Directions for this task
Sift through the material below and return the lines with "JSON".

Data extract

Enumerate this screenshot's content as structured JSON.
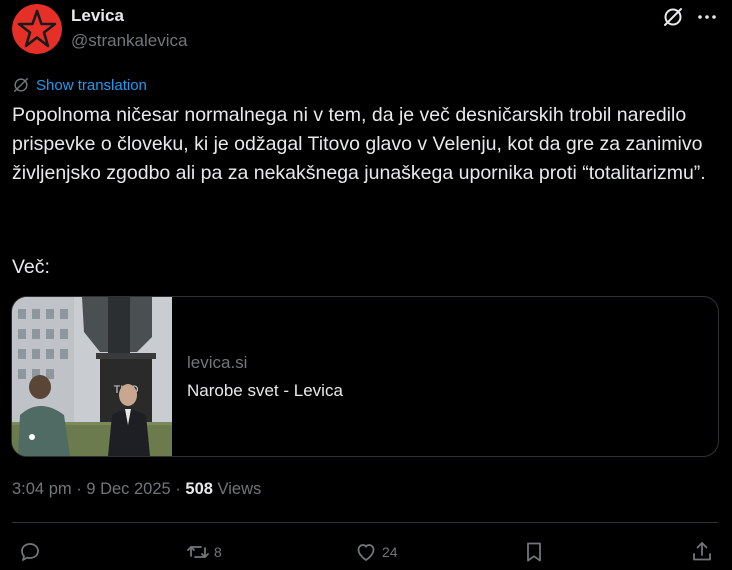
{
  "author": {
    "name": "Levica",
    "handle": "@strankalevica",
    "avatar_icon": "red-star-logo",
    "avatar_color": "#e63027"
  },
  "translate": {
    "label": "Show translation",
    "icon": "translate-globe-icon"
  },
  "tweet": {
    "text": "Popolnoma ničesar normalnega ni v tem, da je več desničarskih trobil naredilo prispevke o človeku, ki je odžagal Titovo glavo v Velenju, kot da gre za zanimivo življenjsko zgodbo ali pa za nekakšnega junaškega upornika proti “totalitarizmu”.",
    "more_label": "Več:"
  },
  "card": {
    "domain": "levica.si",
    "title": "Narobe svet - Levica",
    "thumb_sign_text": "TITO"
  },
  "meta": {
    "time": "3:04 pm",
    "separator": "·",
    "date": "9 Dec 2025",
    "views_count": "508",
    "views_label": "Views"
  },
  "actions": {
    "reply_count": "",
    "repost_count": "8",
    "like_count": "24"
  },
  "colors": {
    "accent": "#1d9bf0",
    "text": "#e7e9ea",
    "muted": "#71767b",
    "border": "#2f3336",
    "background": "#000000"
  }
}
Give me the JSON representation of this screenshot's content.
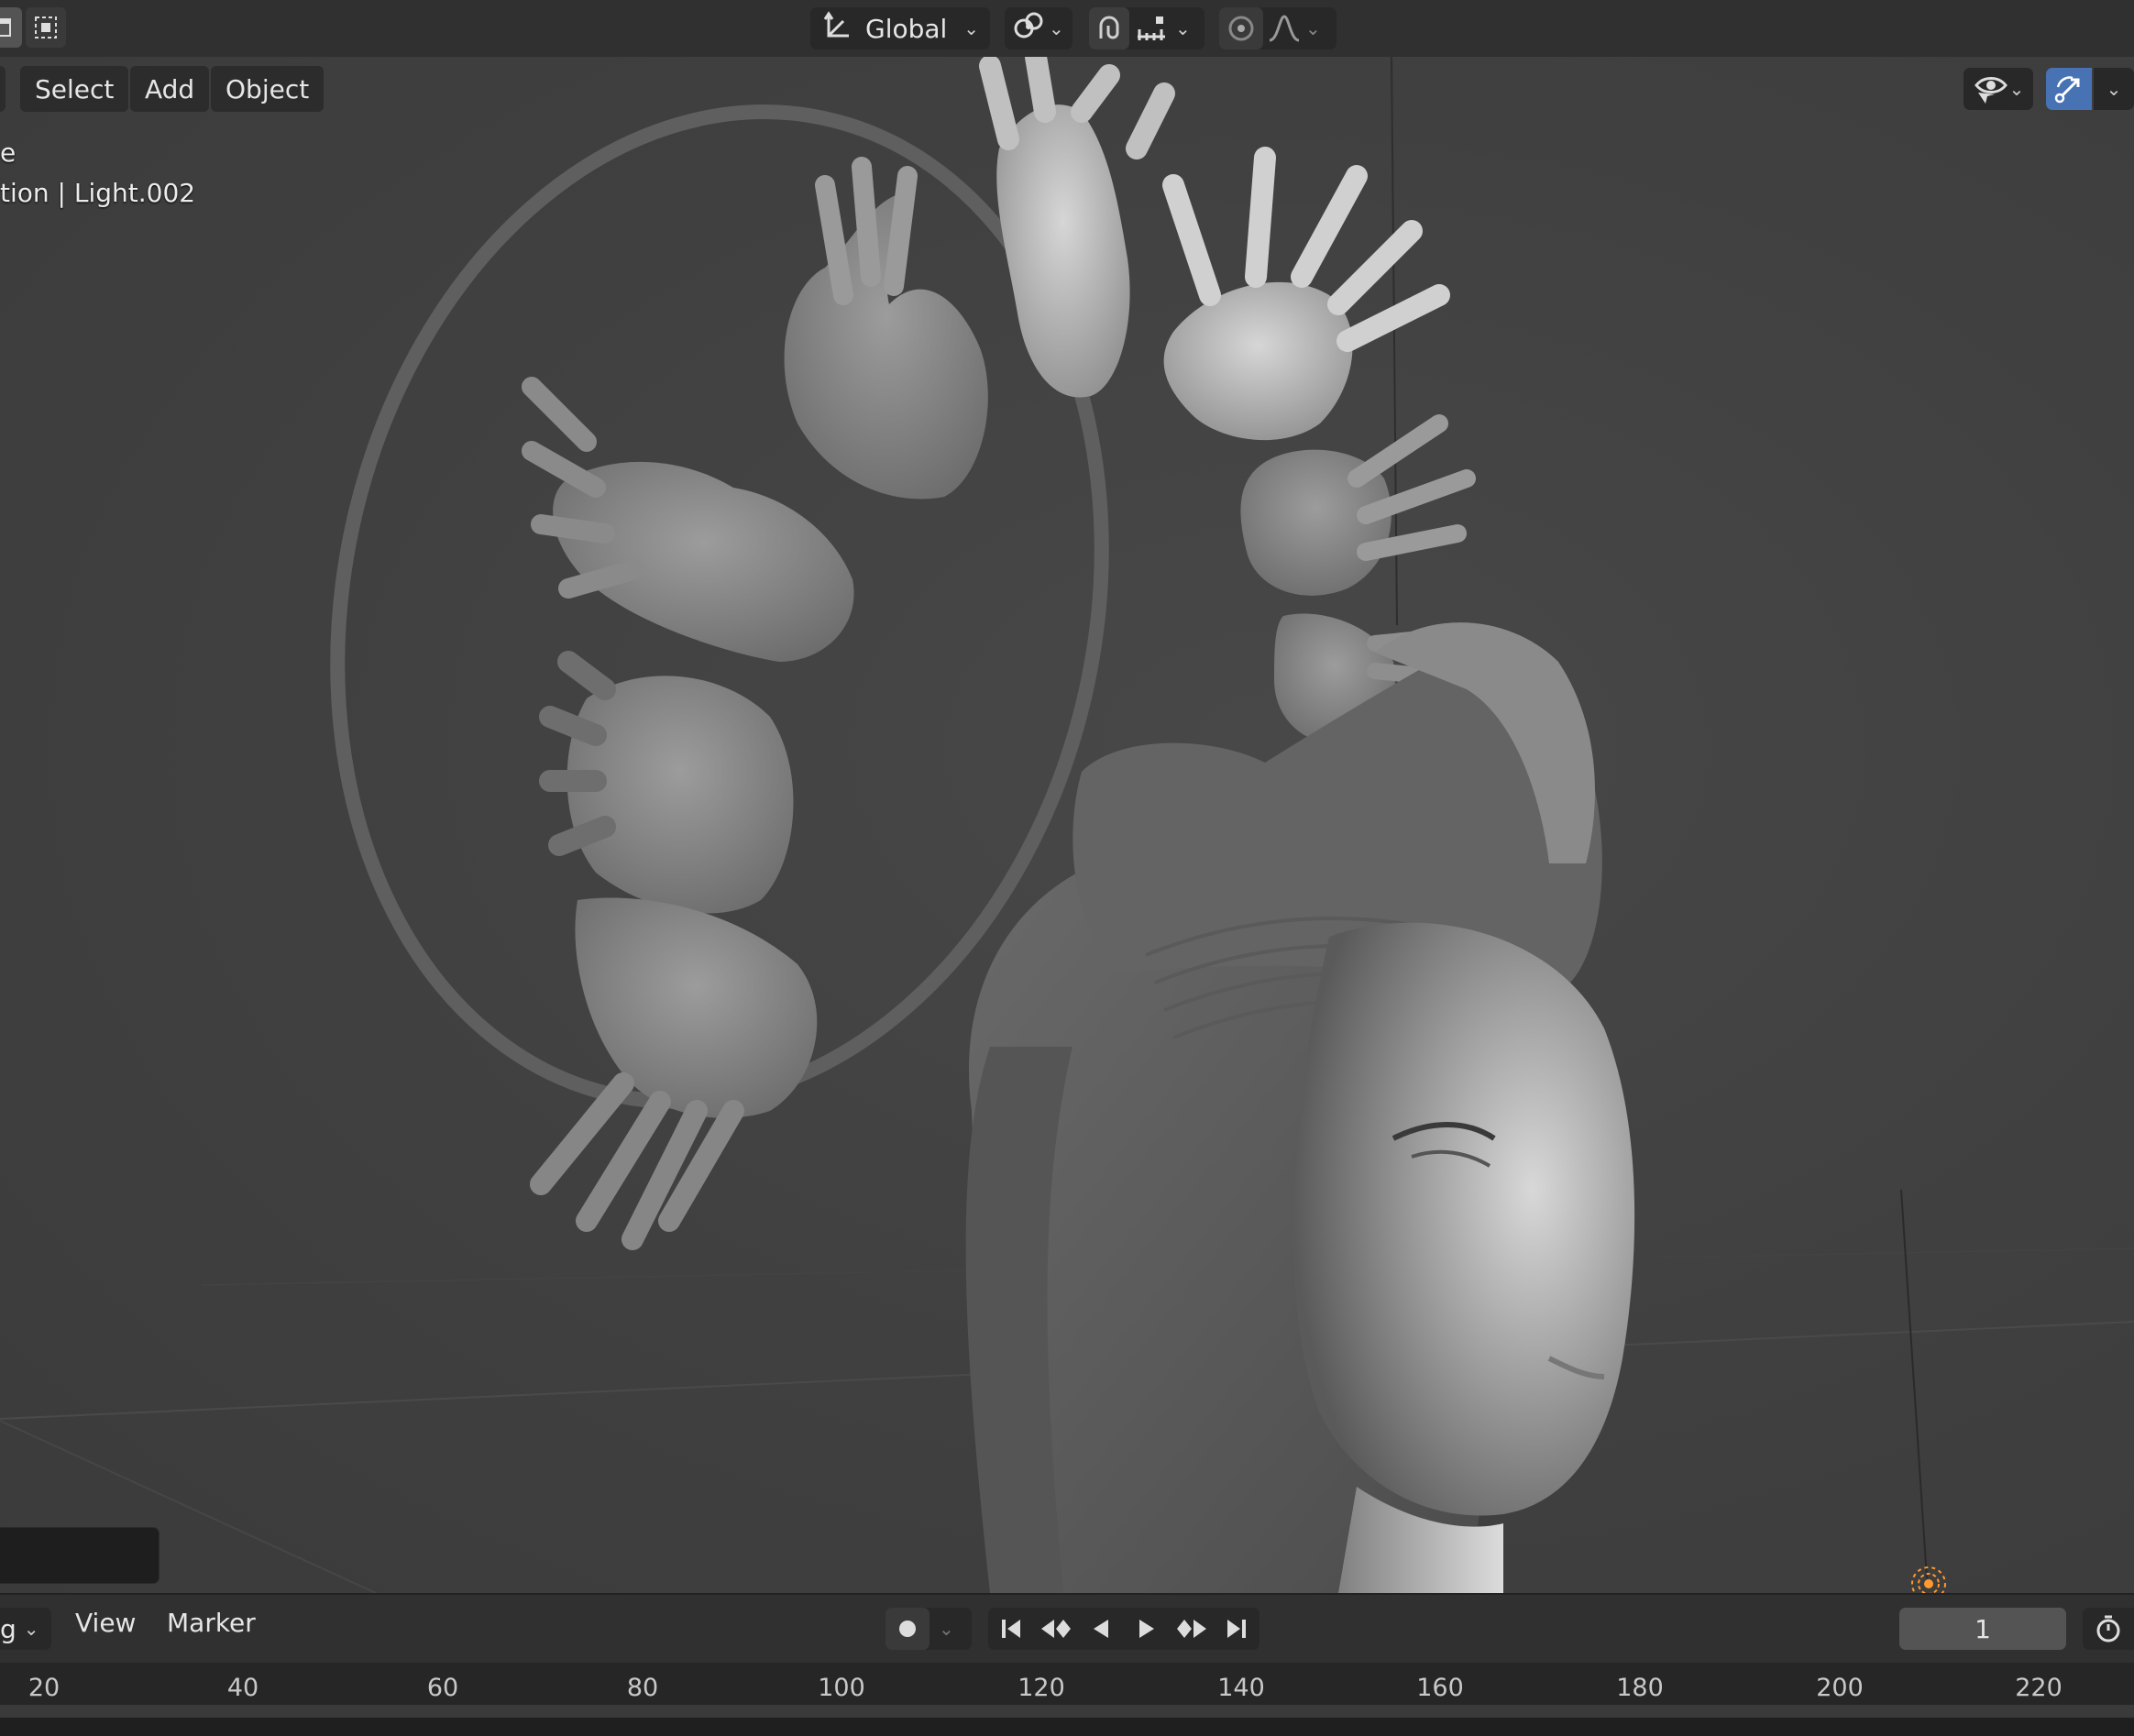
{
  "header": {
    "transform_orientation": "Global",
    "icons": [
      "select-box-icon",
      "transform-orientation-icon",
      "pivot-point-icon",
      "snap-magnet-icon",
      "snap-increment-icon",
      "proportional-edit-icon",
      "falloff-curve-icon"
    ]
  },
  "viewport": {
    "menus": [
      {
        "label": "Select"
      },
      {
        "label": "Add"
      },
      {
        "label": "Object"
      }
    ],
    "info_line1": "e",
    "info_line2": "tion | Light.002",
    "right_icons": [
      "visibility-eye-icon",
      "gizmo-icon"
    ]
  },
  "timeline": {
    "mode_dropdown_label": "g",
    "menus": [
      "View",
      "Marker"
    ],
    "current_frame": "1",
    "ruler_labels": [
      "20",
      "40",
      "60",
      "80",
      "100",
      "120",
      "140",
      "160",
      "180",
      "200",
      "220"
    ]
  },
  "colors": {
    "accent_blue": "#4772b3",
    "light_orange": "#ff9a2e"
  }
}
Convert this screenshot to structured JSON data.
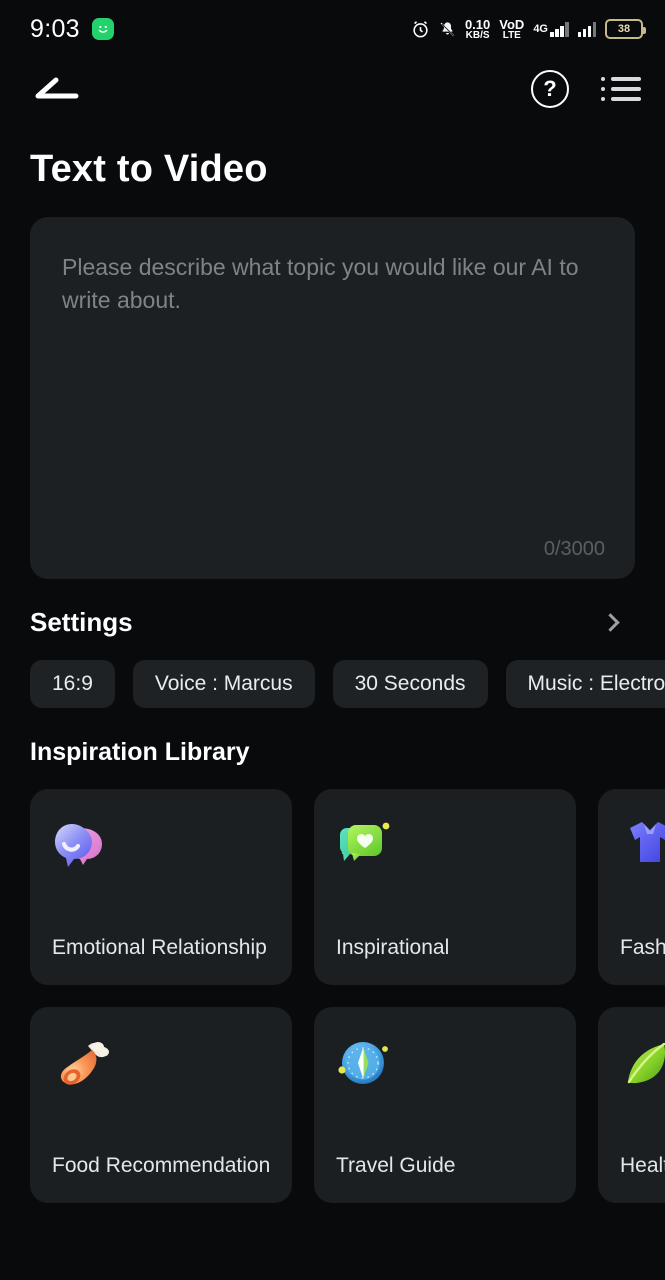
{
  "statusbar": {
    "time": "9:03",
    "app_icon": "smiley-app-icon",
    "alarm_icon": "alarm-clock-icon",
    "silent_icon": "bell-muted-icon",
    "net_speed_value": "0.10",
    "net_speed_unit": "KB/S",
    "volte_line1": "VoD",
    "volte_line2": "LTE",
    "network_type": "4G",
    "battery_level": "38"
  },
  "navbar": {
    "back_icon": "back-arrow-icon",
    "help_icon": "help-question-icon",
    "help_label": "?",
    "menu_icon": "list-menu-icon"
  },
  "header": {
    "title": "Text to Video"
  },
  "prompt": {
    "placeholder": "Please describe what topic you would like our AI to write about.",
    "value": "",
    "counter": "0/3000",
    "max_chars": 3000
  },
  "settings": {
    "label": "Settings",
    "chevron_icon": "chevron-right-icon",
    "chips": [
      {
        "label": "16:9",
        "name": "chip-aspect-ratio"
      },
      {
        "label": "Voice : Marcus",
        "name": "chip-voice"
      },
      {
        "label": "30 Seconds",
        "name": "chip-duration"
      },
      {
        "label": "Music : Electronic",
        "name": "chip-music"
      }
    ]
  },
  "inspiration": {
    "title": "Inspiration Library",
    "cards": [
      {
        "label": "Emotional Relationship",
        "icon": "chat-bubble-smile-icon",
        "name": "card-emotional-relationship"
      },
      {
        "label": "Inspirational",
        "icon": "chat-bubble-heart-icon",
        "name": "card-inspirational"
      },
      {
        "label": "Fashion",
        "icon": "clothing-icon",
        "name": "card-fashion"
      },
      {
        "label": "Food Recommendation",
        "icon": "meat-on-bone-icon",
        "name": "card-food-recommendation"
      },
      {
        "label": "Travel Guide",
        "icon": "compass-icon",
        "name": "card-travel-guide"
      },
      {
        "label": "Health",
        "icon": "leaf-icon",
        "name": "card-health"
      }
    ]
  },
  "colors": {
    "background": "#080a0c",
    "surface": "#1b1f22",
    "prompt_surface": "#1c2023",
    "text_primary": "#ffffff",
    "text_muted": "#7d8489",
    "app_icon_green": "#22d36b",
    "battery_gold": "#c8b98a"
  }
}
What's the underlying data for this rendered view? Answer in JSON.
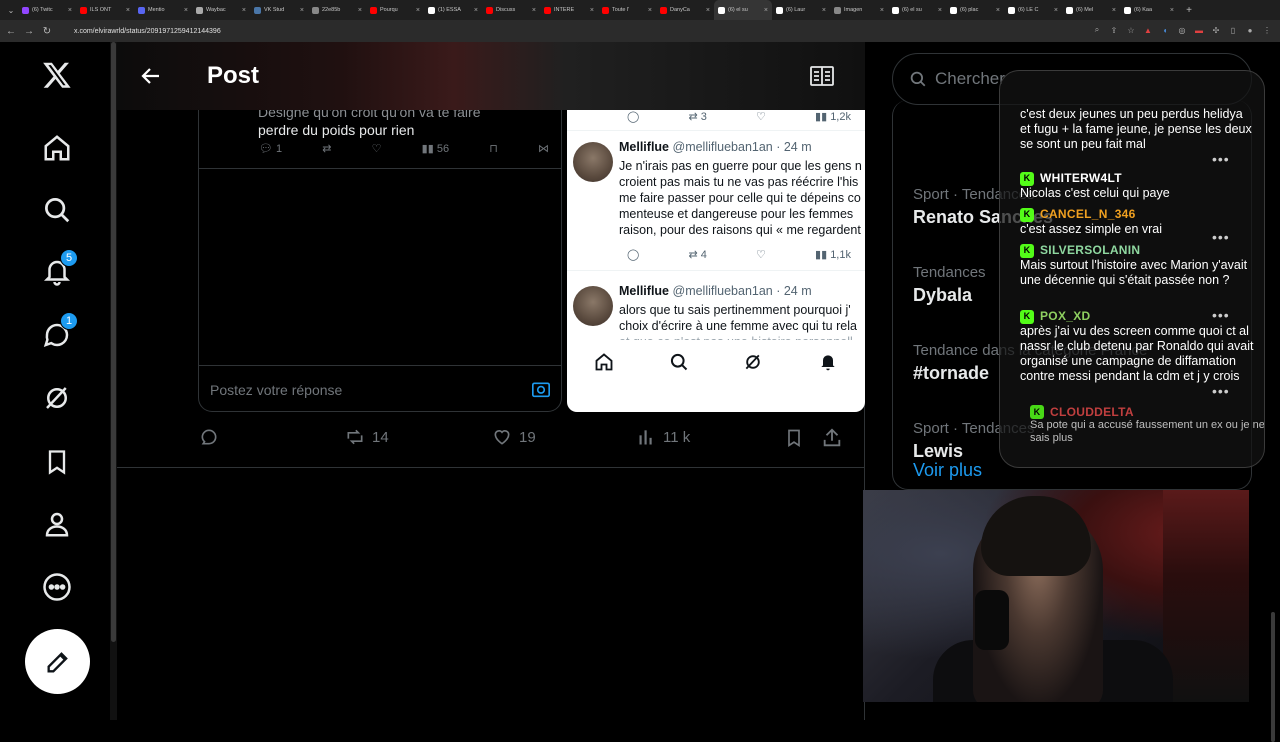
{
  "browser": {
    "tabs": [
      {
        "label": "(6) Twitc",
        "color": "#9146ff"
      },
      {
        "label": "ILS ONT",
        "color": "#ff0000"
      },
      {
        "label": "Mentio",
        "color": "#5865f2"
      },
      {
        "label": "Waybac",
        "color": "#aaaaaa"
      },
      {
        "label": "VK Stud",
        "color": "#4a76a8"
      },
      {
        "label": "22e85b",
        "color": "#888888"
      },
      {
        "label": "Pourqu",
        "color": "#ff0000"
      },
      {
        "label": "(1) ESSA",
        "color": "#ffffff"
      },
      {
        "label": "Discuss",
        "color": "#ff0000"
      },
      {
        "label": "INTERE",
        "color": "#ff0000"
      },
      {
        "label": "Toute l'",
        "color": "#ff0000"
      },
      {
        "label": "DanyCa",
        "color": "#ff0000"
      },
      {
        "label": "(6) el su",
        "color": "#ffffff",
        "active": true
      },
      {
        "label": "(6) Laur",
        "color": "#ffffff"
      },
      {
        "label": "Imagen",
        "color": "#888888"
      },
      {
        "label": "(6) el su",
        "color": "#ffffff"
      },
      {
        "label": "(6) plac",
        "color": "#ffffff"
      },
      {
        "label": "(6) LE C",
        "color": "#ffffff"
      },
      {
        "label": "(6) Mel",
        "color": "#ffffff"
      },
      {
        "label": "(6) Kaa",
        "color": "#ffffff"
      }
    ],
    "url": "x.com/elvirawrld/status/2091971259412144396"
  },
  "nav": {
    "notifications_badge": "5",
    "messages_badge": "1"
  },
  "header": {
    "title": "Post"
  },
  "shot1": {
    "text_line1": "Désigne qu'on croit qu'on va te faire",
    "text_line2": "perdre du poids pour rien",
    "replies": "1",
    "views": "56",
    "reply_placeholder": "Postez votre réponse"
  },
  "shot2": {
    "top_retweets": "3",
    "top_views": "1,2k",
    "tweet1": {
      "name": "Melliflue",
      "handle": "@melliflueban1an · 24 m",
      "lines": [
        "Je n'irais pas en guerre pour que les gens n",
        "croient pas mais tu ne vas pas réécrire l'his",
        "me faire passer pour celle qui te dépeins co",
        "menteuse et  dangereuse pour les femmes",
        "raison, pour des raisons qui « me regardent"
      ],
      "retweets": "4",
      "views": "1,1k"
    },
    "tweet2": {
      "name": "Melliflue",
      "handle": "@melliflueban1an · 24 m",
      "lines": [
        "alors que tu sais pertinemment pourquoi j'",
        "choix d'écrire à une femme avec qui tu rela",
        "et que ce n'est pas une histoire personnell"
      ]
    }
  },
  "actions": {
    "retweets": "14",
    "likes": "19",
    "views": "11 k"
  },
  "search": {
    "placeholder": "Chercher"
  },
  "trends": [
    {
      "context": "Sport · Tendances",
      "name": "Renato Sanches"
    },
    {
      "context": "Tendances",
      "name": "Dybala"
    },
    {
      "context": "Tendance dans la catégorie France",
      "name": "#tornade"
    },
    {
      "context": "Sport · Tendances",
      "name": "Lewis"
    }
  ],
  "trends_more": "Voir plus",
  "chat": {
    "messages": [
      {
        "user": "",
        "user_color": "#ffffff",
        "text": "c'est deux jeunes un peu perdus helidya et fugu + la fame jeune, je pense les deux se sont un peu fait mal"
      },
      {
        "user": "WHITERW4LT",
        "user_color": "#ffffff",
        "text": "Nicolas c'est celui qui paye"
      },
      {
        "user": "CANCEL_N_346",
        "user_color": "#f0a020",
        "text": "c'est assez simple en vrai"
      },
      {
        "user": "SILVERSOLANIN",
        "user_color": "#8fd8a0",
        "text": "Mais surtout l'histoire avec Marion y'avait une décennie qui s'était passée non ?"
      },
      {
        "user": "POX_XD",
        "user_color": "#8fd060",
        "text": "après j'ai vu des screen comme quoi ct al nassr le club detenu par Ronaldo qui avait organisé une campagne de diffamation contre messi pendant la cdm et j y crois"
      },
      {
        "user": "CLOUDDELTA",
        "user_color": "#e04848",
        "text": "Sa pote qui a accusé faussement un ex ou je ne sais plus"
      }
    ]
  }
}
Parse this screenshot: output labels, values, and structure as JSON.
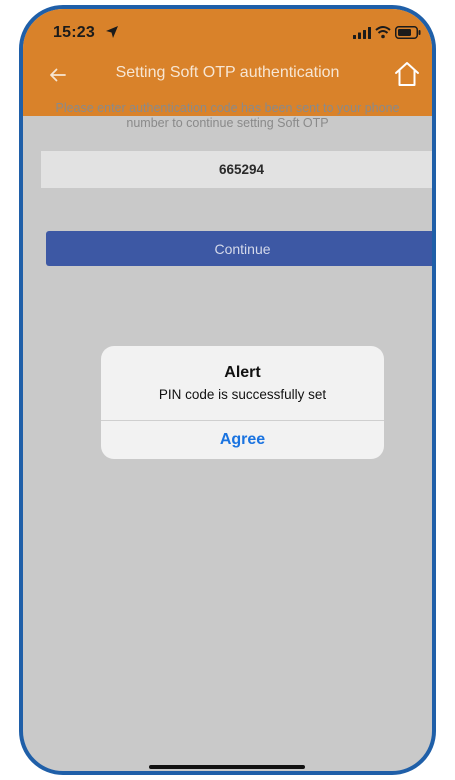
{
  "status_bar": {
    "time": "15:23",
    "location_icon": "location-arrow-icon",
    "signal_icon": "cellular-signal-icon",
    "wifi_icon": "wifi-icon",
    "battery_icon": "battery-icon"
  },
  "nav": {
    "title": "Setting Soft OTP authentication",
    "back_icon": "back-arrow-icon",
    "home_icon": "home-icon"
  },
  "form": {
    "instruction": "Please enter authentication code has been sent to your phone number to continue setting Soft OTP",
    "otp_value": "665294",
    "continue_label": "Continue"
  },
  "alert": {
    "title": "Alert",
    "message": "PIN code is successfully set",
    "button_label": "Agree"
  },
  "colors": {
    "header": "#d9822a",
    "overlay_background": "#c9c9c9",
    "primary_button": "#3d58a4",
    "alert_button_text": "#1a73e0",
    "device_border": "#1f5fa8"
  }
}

Output for this exercise
Enumerate this screenshot's content as structured JSON.
Give me the JSON representation of this screenshot's content.
Convert this screenshot to structured JSON data.
What's the underlying data for this rendered view? Answer in JSON.
Parse this screenshot: output labels, values, and structure as JSON.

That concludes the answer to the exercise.